I recently read ‘A separate peace’ by John Knowles. It is a book about teenage boys in an all boy boarding school, living through their last two school years before being shipped off as soldiers to world war two. It especially deals with the tragic relationship between the two roommates Gene and Phineas. This book has some beautifully crafted sentences, observations of nature and mood that are noting short of impressive and some very nuanced character development of the protagonist, yet it left me feeling angry. Why? Because it is such a boys book. It is written by a man, about men, for men. The book bursts with descriptions of sports and activities, and healthy bodies. The importance of physical prowess and strength is overwhelming. So much so that the two characters who become, or started off as soft, are considered broken and better off dead. If you can’t be the able bodied and minded picture of an aggressive male, you’re worth noting. Then there is the general acceptance of war and death. It lures everywhere and is a fixed fate. Characters deal with it with such a nonchalance that I asked myself, why should I care what happens to them if they all end up dead in a trench a few months later anyway? Even if there are some scenes that suggest a critical appraisal of the situation, it is very poignant, that the destruction of one of the characters by military life is only blamed on the character and not ever on military life or the war itself. Also, in the end everyone goes. With the exception of the broken one of course, who is left behind.
The next thing I noticed was that there were no girls. None of the protagonists had a girlfriend. None of them talked about girls, being in love, being after girls, or thinking about girls. In an all boy school class of 16 to 17 year old boys I find that highly unlikely. The only speaking female role in the whole book comes near the end and is only used as a sign of weakness. We get to see and hear the mother of one of the characters because he is somewhere where he is not supposed to be.
On the flip-side, there is some homosexual tension, but it is never really realized. It is just there as an undercurrent. I do believe that this was necessary at the time. The first copyright of this book goes back to 1959. I would not be surprised if a version written today had Gene and Phineas as lovers.
Lastly, the main character of Phineas is too unbelievable. He is too perfect, too angelic, too charismatic. His superior intelligence and his final goal do not gel and I wondered if I ever got to see the ‘real’ Phineas, or only glorified projections of his roommate.
In the end I wondered why I was told this school memory at all.
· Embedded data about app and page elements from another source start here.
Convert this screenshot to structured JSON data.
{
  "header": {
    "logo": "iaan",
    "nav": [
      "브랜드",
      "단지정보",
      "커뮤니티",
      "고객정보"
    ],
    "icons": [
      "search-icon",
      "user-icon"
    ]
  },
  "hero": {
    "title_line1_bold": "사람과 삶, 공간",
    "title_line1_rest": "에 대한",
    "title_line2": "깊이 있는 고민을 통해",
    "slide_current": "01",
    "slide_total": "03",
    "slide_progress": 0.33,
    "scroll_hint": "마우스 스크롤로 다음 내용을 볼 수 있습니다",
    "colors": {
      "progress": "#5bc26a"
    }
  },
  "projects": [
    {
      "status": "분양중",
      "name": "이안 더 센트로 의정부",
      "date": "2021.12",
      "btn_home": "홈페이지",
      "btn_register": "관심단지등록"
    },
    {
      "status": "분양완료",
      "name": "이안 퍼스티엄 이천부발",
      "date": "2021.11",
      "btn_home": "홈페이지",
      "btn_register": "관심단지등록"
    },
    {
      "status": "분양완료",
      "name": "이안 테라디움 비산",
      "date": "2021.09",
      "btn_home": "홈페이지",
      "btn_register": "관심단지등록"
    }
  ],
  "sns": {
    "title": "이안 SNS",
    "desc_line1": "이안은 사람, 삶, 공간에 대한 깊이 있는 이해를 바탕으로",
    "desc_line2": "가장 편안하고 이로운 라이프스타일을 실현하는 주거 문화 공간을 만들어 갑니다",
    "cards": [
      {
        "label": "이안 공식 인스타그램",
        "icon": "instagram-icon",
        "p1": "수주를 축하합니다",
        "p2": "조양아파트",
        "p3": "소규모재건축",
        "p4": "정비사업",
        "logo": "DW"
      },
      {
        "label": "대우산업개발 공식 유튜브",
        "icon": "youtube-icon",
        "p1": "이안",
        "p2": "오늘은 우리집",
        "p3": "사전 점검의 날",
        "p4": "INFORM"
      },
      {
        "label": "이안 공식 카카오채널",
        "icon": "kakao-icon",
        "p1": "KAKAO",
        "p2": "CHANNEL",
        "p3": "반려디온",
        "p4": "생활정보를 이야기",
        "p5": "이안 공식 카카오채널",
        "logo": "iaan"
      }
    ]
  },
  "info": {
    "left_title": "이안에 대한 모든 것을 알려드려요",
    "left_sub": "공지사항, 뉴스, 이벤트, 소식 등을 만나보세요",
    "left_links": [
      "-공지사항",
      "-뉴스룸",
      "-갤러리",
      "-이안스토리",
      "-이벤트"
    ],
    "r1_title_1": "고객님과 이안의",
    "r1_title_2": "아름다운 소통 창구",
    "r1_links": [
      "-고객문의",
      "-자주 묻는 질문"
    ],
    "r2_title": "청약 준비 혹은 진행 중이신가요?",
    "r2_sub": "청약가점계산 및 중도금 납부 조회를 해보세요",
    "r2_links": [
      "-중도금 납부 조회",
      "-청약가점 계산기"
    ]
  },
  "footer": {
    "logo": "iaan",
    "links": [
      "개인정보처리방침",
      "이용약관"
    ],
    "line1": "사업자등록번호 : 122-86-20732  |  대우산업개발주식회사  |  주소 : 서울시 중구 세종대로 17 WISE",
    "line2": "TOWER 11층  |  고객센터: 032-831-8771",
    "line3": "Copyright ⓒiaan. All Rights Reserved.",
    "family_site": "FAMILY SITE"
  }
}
Maybe I am jaded, because I had experienced better retellings of boarding school memories before in book form (Looking for Alaska by John Green) and in movie form (Dead Poets Society). Those retellings were more detailed and inclusive and moved me in a positive way. A separate peace did not, because, it was clearly not written for a female like me.